## Your objective
Every line below that has the word "Nghĩa" counts once; report how many lines that makes, with no other words.

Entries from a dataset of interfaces
^^^^

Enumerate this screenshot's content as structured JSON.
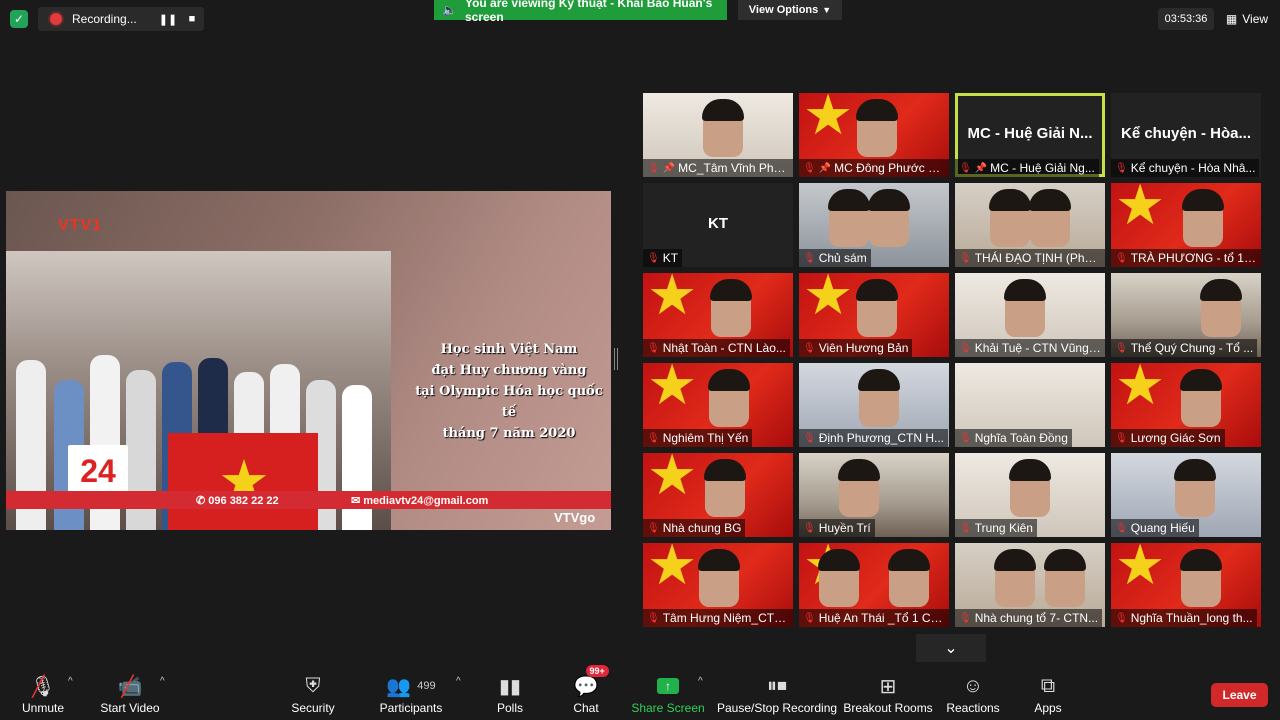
{
  "top": {
    "recording_label": "Recording...",
    "viewing_text": "You are viewing Kỹ thuật - Khải Bảo Huấn's screen",
    "view_options_label": "View Options",
    "timer": "03:53:36",
    "view_label": "View"
  },
  "share": {
    "channel_logo": "VTV1",
    "overlay_lines": [
      "Học sinh Việt Nam",
      "đạt Huy chương vàng",
      "tại Olympic Hóa học quốc tế",
      "tháng 7 năm 2020"
    ],
    "logo_24": "24",
    "phone": "096 382 22 22",
    "email": "mediavtv24@gmail.com",
    "vtvgo": "VTVgo"
  },
  "grid": [
    {
      "name": "MC_Tâm Vĩnh Pho...",
      "big": "",
      "pinned": true
    },
    {
      "name": "MC Đông Phước Nghĩa",
      "big": "",
      "pinned": true
    },
    {
      "name": "MC - Huệ Giải Ng...",
      "big": "MC - Huệ Giải N...",
      "pinned": true
    },
    {
      "name": "Kể chuyện - Hòa Nhâ...",
      "big": "Kể chuyện - Hòa...",
      "pinned": false
    },
    {
      "name": "KT",
      "big": "KT",
      "pinned": false
    },
    {
      "name": "Chủ sám",
      "big": "",
      "pinned": false
    },
    {
      "name": "THÁI ĐẠO TỊNH (Phật...",
      "big": "",
      "pinned": false
    },
    {
      "name": "TRÀ PHƯƠNG - tổ 1 ...",
      "big": "",
      "pinned": false
    },
    {
      "name": "Nhật Toàn - CTN Lào...",
      "big": "",
      "pinned": false
    },
    {
      "name": "Viên Hương Bản",
      "big": "",
      "pinned": false
    },
    {
      "name": "Khải Tuệ - CTN Vũng ...",
      "big": "",
      "pinned": false
    },
    {
      "name": "Thể Quý Chung - Tổ ...",
      "big": "",
      "pinned": false
    },
    {
      "name": "Nghiêm Thị Yến",
      "big": "",
      "pinned": false
    },
    {
      "name": "Định Phương_CTN H...",
      "big": "",
      "pinned": false
    },
    {
      "name": "Nghĩa Toàn Đồng",
      "big": "",
      "pinned": false
    },
    {
      "name": "Lương Giác Sơn",
      "big": "",
      "pinned": false
    },
    {
      "name": "Nhà chung BG",
      "big": "",
      "pinned": false
    },
    {
      "name": "Huyền Trí",
      "big": "",
      "pinned": false
    },
    {
      "name": "Trung Kiên",
      "big": "",
      "pinned": false
    },
    {
      "name": "Quang Hiếu",
      "big": "",
      "pinned": false
    },
    {
      "name": "Tâm Hưng Niệm_CTN...",
      "big": "",
      "pinned": false
    },
    {
      "name": "Huệ An Thái _Tổ 1 CT...",
      "big": "",
      "pinned": false
    },
    {
      "name": "Nhà chung tổ 7- CTN...",
      "big": "",
      "pinned": false
    },
    {
      "name": "Nghĩa Thuần_long th...",
      "big": "",
      "pinned": false
    }
  ],
  "toolbar": {
    "unmute": "Unmute",
    "start_video": "Start Video",
    "security": "Security",
    "participants": "Participants",
    "participants_count": "499",
    "polls": "Polls",
    "chat": "Chat",
    "chat_badge": "99+",
    "share_screen": "Share Screen",
    "pause_recording": "Pause/Stop Recording",
    "breakout_rooms": "Breakout Rooms",
    "reactions": "Reactions",
    "apps": "Apps",
    "leave": "Leave"
  },
  "colors": {
    "accent_green": "#1f9d3a",
    "leave_red": "#d1282a",
    "active_speaker": "#c6e04a"
  }
}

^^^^

## Reply
3